- **WORK REQUIRED**
Go over the listing below line by line and tally those containing "time". Give only the tally.

** INPUT MATERIAL follows **

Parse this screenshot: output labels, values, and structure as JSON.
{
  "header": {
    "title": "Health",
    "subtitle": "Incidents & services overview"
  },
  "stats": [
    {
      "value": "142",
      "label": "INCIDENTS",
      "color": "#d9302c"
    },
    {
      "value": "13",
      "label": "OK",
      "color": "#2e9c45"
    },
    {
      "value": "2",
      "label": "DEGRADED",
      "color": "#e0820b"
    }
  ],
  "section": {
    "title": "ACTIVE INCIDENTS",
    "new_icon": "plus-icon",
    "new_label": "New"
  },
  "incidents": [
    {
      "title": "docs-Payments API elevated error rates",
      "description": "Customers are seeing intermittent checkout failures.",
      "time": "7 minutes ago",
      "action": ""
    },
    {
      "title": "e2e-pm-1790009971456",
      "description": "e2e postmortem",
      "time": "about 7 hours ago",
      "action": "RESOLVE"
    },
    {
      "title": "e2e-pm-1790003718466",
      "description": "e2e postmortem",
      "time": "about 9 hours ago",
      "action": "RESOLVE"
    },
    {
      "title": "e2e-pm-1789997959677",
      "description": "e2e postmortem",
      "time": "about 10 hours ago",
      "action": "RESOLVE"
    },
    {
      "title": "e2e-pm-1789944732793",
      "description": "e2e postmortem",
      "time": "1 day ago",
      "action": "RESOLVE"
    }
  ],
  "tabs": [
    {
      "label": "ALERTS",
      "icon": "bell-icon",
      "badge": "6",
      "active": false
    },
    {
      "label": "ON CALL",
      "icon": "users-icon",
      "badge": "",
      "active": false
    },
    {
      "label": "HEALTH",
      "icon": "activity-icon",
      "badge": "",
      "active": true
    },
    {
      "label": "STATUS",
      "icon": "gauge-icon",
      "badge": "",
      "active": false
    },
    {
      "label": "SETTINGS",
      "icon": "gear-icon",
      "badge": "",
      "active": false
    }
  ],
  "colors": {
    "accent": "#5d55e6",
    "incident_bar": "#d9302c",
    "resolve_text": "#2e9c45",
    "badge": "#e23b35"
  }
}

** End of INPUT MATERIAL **

- **ANSWER SPACE**
5